|The welfare cost of late-life depression
|Year of Publication
|Miller, R, Chin, S, Sedai, AKumar
|Journal of Economic Behavior & Organization
|consumption, Cost-utility analysis, depression, Mental Health, Retirement
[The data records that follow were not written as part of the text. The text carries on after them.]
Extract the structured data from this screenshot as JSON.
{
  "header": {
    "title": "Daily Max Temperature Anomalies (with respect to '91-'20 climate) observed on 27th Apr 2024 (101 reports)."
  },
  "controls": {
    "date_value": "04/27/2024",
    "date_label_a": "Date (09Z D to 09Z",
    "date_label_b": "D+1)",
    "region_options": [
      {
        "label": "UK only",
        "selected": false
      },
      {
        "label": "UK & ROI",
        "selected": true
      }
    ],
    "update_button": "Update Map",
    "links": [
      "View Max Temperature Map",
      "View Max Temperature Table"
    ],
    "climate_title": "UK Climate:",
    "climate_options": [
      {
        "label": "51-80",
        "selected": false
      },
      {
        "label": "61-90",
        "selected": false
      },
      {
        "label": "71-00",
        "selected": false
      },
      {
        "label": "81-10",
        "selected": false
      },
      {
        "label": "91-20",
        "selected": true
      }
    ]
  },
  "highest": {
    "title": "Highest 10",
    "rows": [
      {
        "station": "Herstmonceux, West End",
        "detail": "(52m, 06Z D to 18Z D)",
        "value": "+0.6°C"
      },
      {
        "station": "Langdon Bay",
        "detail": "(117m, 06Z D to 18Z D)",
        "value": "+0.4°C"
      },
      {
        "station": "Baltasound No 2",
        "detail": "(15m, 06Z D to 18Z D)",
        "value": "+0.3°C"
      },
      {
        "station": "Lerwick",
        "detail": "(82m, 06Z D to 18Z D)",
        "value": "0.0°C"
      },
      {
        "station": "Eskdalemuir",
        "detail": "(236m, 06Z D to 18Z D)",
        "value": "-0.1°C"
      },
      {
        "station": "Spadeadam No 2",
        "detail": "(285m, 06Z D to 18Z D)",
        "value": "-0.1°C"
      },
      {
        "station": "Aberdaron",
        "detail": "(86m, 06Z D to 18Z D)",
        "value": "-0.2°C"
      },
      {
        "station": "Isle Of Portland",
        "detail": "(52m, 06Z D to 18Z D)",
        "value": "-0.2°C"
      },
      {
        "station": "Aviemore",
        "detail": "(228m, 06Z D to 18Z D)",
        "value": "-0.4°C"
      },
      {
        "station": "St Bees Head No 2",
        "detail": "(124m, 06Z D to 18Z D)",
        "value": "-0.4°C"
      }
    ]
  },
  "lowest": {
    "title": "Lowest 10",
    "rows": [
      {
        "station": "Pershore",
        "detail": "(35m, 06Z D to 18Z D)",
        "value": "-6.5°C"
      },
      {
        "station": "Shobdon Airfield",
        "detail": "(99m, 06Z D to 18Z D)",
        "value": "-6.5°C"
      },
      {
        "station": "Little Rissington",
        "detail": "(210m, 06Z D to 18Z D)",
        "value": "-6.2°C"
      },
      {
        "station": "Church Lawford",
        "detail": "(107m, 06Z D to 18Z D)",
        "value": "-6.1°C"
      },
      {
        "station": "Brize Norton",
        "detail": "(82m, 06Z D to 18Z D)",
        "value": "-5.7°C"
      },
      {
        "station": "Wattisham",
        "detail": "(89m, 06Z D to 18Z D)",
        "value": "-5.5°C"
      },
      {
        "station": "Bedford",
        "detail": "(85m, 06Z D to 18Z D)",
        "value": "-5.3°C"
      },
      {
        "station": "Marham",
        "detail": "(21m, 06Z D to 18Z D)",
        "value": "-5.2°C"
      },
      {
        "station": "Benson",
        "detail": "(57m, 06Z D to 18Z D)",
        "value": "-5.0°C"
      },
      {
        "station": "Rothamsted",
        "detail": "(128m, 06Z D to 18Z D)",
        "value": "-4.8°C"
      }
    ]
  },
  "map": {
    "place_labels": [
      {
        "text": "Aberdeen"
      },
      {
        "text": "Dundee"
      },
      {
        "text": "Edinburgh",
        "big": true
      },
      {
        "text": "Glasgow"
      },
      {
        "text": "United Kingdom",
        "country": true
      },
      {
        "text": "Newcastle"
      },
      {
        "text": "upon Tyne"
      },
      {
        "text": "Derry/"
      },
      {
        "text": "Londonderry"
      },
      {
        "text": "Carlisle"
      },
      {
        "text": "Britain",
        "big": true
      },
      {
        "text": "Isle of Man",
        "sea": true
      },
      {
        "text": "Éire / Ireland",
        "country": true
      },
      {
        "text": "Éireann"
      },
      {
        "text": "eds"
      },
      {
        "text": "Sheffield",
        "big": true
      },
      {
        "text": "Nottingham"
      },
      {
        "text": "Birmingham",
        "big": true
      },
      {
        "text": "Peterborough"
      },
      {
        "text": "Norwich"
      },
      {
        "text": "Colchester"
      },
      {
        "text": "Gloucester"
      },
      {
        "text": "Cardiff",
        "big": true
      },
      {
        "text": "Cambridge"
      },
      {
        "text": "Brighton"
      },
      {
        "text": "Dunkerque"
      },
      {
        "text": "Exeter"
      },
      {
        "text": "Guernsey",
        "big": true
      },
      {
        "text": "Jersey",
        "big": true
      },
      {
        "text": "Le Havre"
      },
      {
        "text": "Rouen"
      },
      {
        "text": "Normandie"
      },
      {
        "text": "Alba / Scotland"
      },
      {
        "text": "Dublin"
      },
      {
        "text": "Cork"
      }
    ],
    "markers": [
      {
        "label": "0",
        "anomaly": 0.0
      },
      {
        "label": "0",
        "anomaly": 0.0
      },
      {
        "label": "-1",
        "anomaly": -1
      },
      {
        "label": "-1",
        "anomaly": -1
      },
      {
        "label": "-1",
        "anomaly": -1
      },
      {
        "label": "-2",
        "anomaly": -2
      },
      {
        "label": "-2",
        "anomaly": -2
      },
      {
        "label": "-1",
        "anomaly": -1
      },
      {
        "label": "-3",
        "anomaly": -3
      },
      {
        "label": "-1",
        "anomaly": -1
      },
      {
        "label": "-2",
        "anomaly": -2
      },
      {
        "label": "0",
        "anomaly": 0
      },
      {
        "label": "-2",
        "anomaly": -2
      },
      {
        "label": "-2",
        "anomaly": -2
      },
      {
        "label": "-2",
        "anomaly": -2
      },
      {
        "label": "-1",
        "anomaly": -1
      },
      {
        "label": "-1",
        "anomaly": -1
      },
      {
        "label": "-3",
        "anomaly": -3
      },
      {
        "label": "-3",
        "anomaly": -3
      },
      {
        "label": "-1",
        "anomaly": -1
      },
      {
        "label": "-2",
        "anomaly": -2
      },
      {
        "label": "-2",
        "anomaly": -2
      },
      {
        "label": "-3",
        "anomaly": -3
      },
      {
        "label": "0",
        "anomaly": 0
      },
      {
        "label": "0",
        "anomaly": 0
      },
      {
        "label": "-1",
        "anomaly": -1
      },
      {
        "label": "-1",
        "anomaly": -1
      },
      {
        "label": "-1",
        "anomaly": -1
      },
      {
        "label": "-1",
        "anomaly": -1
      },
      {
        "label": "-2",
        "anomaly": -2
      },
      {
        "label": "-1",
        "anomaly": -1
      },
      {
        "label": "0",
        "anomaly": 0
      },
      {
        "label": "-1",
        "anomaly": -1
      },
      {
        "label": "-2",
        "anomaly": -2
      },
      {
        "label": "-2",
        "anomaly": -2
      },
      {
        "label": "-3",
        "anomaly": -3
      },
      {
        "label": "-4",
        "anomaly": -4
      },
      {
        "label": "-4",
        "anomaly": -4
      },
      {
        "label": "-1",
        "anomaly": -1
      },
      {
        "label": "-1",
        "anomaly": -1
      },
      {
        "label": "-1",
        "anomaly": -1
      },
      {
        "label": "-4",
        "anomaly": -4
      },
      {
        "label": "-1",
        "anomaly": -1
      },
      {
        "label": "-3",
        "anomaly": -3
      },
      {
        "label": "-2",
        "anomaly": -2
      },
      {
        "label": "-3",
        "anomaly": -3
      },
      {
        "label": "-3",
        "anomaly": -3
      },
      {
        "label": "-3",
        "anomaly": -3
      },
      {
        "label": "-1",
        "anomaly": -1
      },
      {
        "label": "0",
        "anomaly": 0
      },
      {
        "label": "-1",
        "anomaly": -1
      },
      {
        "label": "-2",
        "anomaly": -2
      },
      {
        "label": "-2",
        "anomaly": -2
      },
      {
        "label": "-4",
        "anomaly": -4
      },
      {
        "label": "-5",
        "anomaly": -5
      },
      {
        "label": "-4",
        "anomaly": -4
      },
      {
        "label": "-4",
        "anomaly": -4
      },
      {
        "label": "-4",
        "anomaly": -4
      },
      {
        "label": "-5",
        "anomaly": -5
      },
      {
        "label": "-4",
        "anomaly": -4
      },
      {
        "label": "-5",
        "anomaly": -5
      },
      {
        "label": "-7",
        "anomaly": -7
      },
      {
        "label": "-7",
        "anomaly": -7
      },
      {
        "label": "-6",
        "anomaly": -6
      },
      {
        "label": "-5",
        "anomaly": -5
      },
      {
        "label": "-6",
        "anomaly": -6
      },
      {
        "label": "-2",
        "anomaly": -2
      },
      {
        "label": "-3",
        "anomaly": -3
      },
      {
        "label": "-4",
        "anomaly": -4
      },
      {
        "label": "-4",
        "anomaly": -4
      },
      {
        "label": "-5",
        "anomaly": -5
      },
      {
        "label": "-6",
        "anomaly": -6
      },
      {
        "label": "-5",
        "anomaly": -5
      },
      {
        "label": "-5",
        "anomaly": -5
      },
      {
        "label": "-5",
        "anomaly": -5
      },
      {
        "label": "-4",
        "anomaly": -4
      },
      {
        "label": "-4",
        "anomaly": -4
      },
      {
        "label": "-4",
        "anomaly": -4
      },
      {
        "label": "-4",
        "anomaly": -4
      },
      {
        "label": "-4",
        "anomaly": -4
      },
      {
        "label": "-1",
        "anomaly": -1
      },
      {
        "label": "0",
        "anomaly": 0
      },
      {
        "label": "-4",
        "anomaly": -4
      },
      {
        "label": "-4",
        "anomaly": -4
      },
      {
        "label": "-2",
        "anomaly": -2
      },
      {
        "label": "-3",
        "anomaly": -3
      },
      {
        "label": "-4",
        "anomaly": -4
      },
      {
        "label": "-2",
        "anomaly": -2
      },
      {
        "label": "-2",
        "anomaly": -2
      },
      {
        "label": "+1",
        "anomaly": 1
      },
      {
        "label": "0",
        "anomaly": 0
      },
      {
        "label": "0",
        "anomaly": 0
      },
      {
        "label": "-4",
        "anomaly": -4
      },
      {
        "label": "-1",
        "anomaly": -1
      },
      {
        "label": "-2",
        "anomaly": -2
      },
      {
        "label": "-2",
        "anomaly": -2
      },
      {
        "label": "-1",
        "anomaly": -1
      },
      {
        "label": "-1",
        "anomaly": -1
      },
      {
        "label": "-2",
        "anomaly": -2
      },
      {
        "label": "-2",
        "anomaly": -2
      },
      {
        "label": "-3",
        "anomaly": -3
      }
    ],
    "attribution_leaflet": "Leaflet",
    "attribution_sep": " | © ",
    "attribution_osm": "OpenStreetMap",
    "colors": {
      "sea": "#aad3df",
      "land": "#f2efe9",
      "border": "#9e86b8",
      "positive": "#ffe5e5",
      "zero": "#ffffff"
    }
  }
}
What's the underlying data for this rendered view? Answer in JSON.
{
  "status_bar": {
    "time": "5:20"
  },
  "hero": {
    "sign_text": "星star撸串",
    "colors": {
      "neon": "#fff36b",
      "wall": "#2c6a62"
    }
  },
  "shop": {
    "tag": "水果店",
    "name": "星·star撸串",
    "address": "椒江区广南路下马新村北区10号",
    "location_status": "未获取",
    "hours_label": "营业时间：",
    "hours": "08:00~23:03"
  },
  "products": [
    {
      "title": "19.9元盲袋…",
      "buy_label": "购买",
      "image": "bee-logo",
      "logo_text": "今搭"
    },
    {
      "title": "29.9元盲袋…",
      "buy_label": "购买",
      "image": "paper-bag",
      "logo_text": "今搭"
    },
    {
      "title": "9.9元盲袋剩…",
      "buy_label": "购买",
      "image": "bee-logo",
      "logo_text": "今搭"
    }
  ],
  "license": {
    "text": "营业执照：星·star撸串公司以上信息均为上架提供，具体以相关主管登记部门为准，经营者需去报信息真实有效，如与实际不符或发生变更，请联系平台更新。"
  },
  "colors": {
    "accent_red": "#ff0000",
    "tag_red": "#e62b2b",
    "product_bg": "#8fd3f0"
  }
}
We quantify the welfare cost of depression among older Americans by estimating a panel VAR model of mental and physical health, labor supply, and consumption using data from the Health and Retirement Study. We use the estimated model and age sixty joint distribution of outcomes to simulate life-cycle paths with and without prevalence of depressive symptoms after age sixty. We estimate that the prevalence of late-life depressive symptoms costs an average of between 0.85 and 2.1 years in quality-adjusted life expectancy per person. Moreover, depression may result in an average loss of labor supply of up to 1.1 months and lifetime consumption of up to $16,000. Combining into a single compensating variation welfare metric, we estimate a bound on the average welfare cost of depression of 8–15% of annual consumption after age sixty. On aggregate, this amounts to roughly $180–360 billion annually. We also project that while the average welfare cost of late-life depression is declining slightly over birth cohorts, the welfare burden is becoming significantly more unequal.